Photo: World Watch Monitor

The violence against Christian communities in Nigeria continues unabated, resulting in dozens of deaths this February and March. As authorities seek how to effectively deal with the attacks, a West African court has ruled that, at least in one instance during 2016, Nigeria failed in its duty to protect citizens.

Danger comes from multiple directions. The Boko Haram terrorist group continues to oppress, though the number of incidents seems to be on the decline due to concerted pressure from various countries throughout West Africa. On March 14th, insurgents attacked the village of Ngurhlavu in Borno State. While most villagers safely escaped into the bush, six homes and a church were destroyed. One church member, Avi Lassa, was killed after stepping on an improvised explosive device the perpetrators had left behind. Two sisters, Stella and Plungwa Ibrahim, were also abducted.

The most devastating violence in recent months has been from the Fulani herdsmen. While some of their opposition comes from what they perceive as government imposition against their nomadic lifestyle, much of the resulting violence is targeted against Christians.

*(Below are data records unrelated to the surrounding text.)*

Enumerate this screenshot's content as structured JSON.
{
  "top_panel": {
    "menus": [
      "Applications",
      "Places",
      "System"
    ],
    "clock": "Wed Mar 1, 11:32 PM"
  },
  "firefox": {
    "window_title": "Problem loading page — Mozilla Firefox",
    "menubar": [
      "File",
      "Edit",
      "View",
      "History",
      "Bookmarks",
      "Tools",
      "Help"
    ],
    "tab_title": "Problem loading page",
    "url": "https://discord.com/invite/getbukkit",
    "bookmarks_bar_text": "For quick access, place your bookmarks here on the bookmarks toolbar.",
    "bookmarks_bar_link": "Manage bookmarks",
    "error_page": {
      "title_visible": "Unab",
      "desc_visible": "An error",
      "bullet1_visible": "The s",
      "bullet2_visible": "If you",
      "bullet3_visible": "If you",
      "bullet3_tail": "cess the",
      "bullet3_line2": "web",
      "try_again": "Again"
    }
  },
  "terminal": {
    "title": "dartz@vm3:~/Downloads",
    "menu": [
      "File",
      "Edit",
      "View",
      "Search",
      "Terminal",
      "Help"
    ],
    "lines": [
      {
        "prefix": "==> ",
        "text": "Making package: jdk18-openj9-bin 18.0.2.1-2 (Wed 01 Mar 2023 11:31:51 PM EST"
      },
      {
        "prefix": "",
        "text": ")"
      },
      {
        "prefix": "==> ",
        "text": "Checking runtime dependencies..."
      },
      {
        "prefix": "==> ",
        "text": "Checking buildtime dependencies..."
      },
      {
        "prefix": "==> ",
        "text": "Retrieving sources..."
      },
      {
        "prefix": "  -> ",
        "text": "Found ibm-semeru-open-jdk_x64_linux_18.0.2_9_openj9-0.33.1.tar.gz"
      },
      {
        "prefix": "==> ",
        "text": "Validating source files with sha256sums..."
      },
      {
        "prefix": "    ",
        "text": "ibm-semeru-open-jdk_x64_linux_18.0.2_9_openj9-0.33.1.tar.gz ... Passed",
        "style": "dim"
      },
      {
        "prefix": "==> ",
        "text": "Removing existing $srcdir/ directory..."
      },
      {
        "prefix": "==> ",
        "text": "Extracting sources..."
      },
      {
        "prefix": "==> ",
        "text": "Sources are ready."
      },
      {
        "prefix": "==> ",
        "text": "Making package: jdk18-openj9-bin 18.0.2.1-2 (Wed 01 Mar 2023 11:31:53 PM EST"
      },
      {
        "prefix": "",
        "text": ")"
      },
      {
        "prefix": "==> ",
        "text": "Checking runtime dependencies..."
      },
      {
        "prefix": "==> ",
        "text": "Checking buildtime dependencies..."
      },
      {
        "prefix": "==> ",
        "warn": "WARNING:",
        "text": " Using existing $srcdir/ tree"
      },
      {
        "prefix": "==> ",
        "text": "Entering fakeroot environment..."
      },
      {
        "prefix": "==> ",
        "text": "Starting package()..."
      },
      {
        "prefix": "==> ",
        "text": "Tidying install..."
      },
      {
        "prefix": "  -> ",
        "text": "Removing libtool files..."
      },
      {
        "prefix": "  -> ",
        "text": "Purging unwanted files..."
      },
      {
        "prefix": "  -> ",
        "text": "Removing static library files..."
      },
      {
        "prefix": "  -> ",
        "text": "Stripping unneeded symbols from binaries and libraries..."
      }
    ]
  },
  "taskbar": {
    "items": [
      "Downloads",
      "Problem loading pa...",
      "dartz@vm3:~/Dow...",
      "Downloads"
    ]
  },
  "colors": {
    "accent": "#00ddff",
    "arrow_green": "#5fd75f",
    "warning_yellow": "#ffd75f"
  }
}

Kaduna State has been the centre for much of the recent opposition. In mid-February, more than 130 were killed. Since then, over 100 additional deaths were reported to have taken place within the state and hundreds of homes have been burned.

March 4th also brought an attack in Benue State, where more than 20 people were killed by gun or machete. Those who survived have been scattered while seeking safety. Back in 2016, Benue State was the setting of a horrific attack which has since resulted in international condemnation against the Nigerian authorities for their lack of response. The court of the Economic Community of West African States ruled this January that the Nigerian government failed to provide necessary protection for their citizens against attacks in Agatu by Fulani herdsmen. The previous surge of attacks, which began late February 2016, resulted in as many as 500 fatalities.

Prayerfully lift up the people of rural Nigeria who are facing this ongoing violence. Pray that the governing officials and police presiding over these areas will take necessary action to stop the violence and resolve the grievances of the Fulani. Pray for the many Nigerians who are now grieving the loss of loved ones, as well as those facing financial devastation due to their homes having been destroyed. Also remember the abducted victims presently in captivity, such as the two mentioned sisters, as well as Leah Sharibu, in addition to the more than 100 students still missing after the 2014 attack on the Chibok school.